* _Data extracts_
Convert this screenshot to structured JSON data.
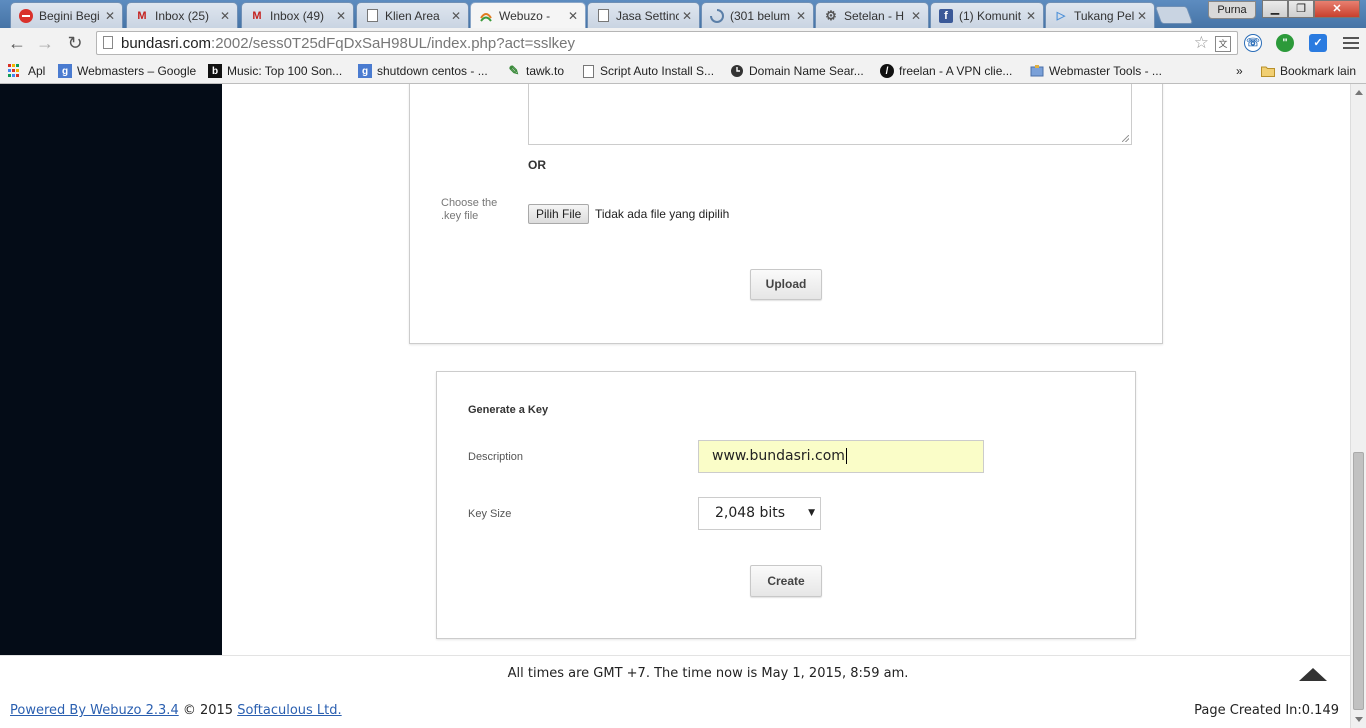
{
  "browser": {
    "tabs": [
      {
        "title": "Begini Begi",
        "icon": "stop-sign-icon",
        "active": false
      },
      {
        "title": "Inbox (25)",
        "icon": "gmail-icon",
        "active": false
      },
      {
        "title": "Inbox (49)",
        "icon": "gmail-icon",
        "active": false
      },
      {
        "title": "Klien Area",
        "icon": "page-icon",
        "active": false
      },
      {
        "title": "Webuzo - ",
        "icon": "webuzo-icon",
        "active": true
      },
      {
        "title": "Jasa Settinc",
        "icon": "page-icon",
        "active": false
      },
      {
        "title": "(301 belum",
        "icon": "loading-icon",
        "active": false
      },
      {
        "title": "Setelan - H",
        "icon": "gear-icon",
        "active": false
      },
      {
        "title": "(1) Komunit",
        "icon": "facebook-icon",
        "active": false
      },
      {
        "title": "Tukang Pel",
        "icon": "play-icon",
        "active": false
      }
    ],
    "profile_name": "Purna",
    "url_host": "bundasri.com",
    "url_rest": ":2002/sess0T25dFqDxSaH98UL/index.php?act=sslkey",
    "bookmarks": [
      {
        "label": "Apl",
        "icon": "apps-grid-icon"
      },
      {
        "label": "Webmasters – Google",
        "icon": "google-icon"
      },
      {
        "label": "Music: Top 100 Son...",
        "icon": "b-icon"
      },
      {
        "label": "shutdown centos - ...",
        "icon": "google-icon"
      },
      {
        "label": "tawk.to",
        "icon": "tawk-icon"
      },
      {
        "label": "Script Auto Install S...",
        "icon": "page-icon"
      },
      {
        "label": "Domain Name Sear...",
        "icon": "clock-icon"
      },
      {
        "label": "freelan - A VPN clie...",
        "icon": "freelan-icon"
      },
      {
        "label": "Webmaster Tools - ...",
        "icon": "webmaster-icon"
      }
    ],
    "bookmarks_overflow": "»",
    "other_bookmarks": "Bookmark lain"
  },
  "upload": {
    "or_label": "OR",
    "choose_label": "Choose the .key file",
    "file_button": "Pilih File",
    "file_status": "Tidak ada file yang dipilih",
    "upload_button": "Upload"
  },
  "generate": {
    "title": "Generate a Key",
    "description_label": "Description",
    "description_value": "www.bundasri.com",
    "key_size_label": "Key Size",
    "key_size_value": "2,048 bits",
    "create_button": "Create"
  },
  "footer": {
    "time_note": "All times are GMT +7. The time now is May 1, 2015, 8:59 am.",
    "powered_prefix": "Powered By Webuzo 2.3.4",
    "powered_middle": " © 2015 ",
    "powered_company": "Softaculous Ltd.",
    "page_created": "Page Created In:0.149"
  },
  "colors": {
    "sidebar": "#040c17",
    "input_highlight": "#fafdc8",
    "link": "#2a5fb0"
  }
}
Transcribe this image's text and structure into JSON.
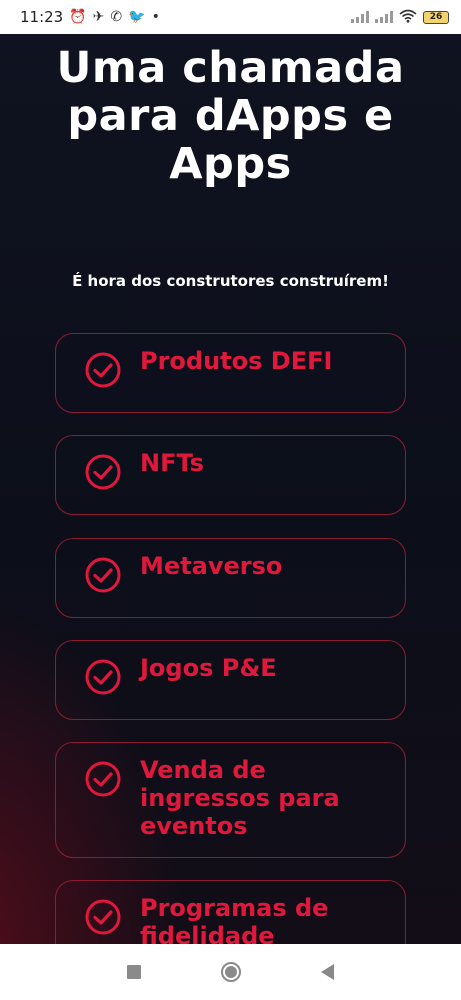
{
  "status_bar": {
    "time": "11:23",
    "battery": "26",
    "left_icons": [
      "alarm-icon",
      "telegram-icon",
      "whatsapp-icon",
      "twitter-icon",
      "dot-icon"
    ],
    "right_icons": [
      "signal-icon",
      "signal-icon",
      "wifi-icon",
      "battery-icon"
    ]
  },
  "hero": {
    "title_line1": "Uma chamada",
    "title_line2": "para dApps e",
    "title_line3": "Apps",
    "subtitle": "É hora dos construtores construírem!"
  },
  "features": [
    {
      "label_lines": [
        "Produtos DEFI"
      ],
      "icon": "check-circle-icon"
    },
    {
      "label_lines": [
        "NFTs"
      ],
      "icon": "check-circle-icon"
    },
    {
      "label_lines": [
        "Metaverso"
      ],
      "icon": "check-circle-icon"
    },
    {
      "label_lines": [
        "Jogos P&E"
      ],
      "icon": "check-circle-icon"
    },
    {
      "label_lines": [
        "Venda de",
        "ingressos para",
        "eventos"
      ],
      "icon": "check-circle-icon"
    },
    {
      "label_lines": [
        "Programas de",
        "fidelidade"
      ],
      "icon": "check-circle-icon"
    }
  ],
  "nav_bar": {
    "buttons": [
      "recents-button",
      "home-button",
      "back-button"
    ]
  },
  "colors": {
    "background": "#0d0f19",
    "accent": "#e0183c",
    "card_border": "#8c1d30",
    "title": "#ffffff"
  }
}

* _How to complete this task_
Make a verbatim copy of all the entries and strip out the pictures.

* _Task solution_
Convert this screenshot to structured JSON data.
{
  "browser": {
    "tabs": [
      {
        "title": "Begini Begi",
        "icon": "stop-sign-icon",
        "active": false
      },
      {
        "title": "Inbox (25)",
        "icon": "gmail-icon",
        "active": false
      },
      {
        "title": "Inbox (49)",
        "icon": "gmail-icon",
        "active": false
      },
      {
        "title": "Klien Area",
        "icon": "page-icon",
        "active": false
      },
      {
        "title": "Webuzo - ",
        "icon": "webuzo-icon",
        "active": true
      },
      {
        "title": "Jasa Settinc",
        "icon": "page-icon",
        "active": false
      },
      {
        "title": "(301 belum",
        "icon": "loading-icon",
        "active": false
      },
      {
        "title": "Setelan - H",
        "icon": "gear-icon",
        "active": false
      },
      {
        "title": "(1) Komunit",
        "icon": "facebook-icon",
        "active": false
      },
      {
        "title": "Tukang Pel",
        "icon": "play-icon",
        "active": false
      }
    ],
    "profile_name": "Purna",
    "url_host": "bundasri.com",
    "url_rest": ":2002/sess0T25dFqDxSaH98UL/index.php?act=sslkey",
    "bookmarks": [
      {
        "label": "Apl",
        "icon": "apps-grid-icon"
      },
      {
        "label": "Webmasters – Google",
        "icon": "google-icon"
      },
      {
        "label": "Music: Top 100 Son...",
        "icon": "b-icon"
      },
      {
        "label": "shutdown centos - ...",
        "icon": "google-icon"
      },
      {
        "label": "tawk.to",
        "icon": "tawk-icon"
      },
      {
        "label": "Script Auto Install S...",
        "icon": "page-icon"
      },
      {
        "label": "Domain Name Sear...",
        "icon": "clock-icon"
      },
      {
        "label": "freelan - A VPN clie...",
        "icon": "freelan-icon"
      },
      {
        "label": "Webmaster Tools - ...",
        "icon": "webmaster-icon"
      }
    ],
    "bookmarks_overflow": "»",
    "other_bookmarks": "Bookmark lain"
  },
  "upload": {
    "or_label": "OR",
    "choose_label": "Choose the .key file",
    "file_button": "Pilih File",
    "file_status": "Tidak ada file yang dipilih",
    "upload_button": "Upload"
  },
  "generate": {
    "title": "Generate a Key",
    "description_label": "Description",
    "description_value": "www.bundasri.com",
    "key_size_label": "Key Size",
    "key_size_value": "2,048 bits",
    "create_button": "Create"
  },
  "footer": {
    "time_note": "All times are GMT +7. The time now is May 1, 2015, 8:59 am.",
    "powered_prefix": "Powered By Webuzo 2.3.4",
    "powered_middle": " © 2015 ",
    "powered_company": "Softaculous Ltd.",
    "page_created": "Page Created In:0.149"
  },
  "colors": {
    "sidebar": "#040c17",
    "input_highlight": "#fafdc8",
    "link": "#2a5fb0"
  }
}
Transcribe this image's text and structure into JSON.
{
  "status_bar": {
    "time": "11:23",
    "battery": "26",
    "left_icons": [
      "alarm-icon",
      "telegram-icon",
      "whatsapp-icon",
      "twitter-icon",
      "dot-icon"
    ],
    "right_icons": [
      "signal-icon",
      "signal-icon",
      "wifi-icon",
      "battery-icon"
    ]
  },
  "hero": {
    "title_line1": "Uma chamada",
    "title_line2": "para dApps e",
    "title_line3": "Apps",
    "subtitle": "É hora dos construtores construírem!"
  },
  "features": [
    {
      "label_lines": [
        "Produtos DEFI"
      ],
      "icon": "check-circle-icon"
    },
    {
      "label_lines": [
        "NFTs"
      ],
      "icon": "check-circle-icon"
    },
    {
      "label_lines": [
        "Metaverso"
      ],
      "icon": "check-circle-icon"
    },
    {
      "label_lines": [
        "Jogos P&E"
      ],
      "icon": "check-circle-icon"
    },
    {
      "label_lines": [
        "Venda de",
        "ingressos para",
        "eventos"
      ],
      "icon": "check-circle-icon"
    },
    {
      "label_lines": [
        "Programas de",
        "fidelidade"
      ],
      "icon": "check-circle-icon"
    }
  ],
  "nav_bar": {
    "buttons": [
      "recents-button",
      "home-button",
      "back-button"
    ]
  },
  "colors": {
    "background": "#0d0f19",
    "accent": "#e0183c",
    "card_border": "#8c1d30",
    "title": "#ffffff"
  }
}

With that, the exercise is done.